(c)

an assessment of adaptation solutions that can reduce the identified physical climate risk.

The climate risk and vulnerability assessment is proportionate to the scale of the activity and

its expected lifespan, such that:

(a)

for activities with an expected lifespan of less than 10 years, the assessment is performed, at least by using climate projections at the smallest appropriate scale;

(b)

for all other activities, the assessment is performed using the highest available resolution, state of-the-art climate projections across the existing range of future scenarios*28 consistent with the expected lifetime of the activity, including, at least, 10 to 30 years climate projections scenarios for major investments.

3.

The climate projections and assessment of impacts are based on best practice and available guidance and take into account the state-of-the-art science for vulnerability and risk analysis and related methodologies in line with the most recent Intergovernmental Panel on Climate Change reports*29 scientific peer-reviewed publications and open source*30 or paying models.

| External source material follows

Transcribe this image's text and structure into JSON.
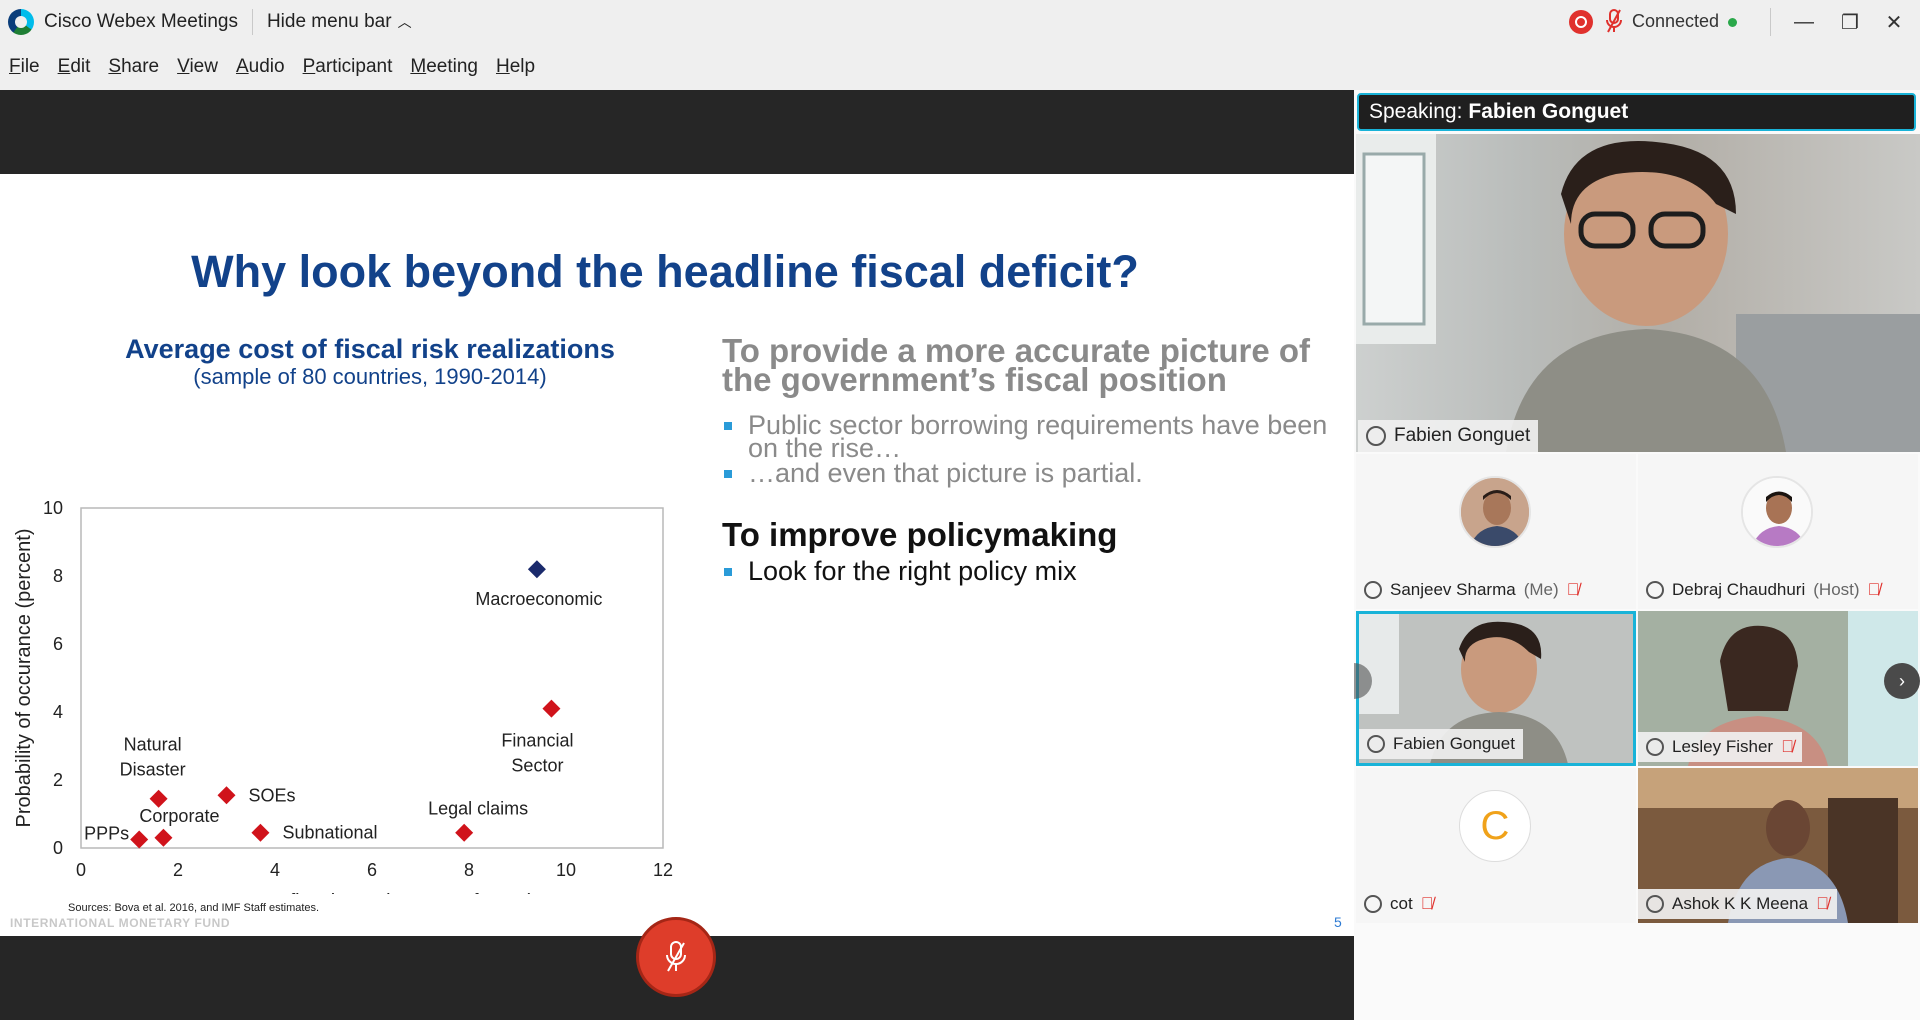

4.

The adaptation solutions implemented:

(a)

do not adversely affect the adaptation efforts or the level of resilience to physical climate risks of other people, of nature, of cultural heritage, of assets and of other economic activities;

(b)

favour nature-based solutions*31 or rely on blue or green infrastructure*32 to the extent possible;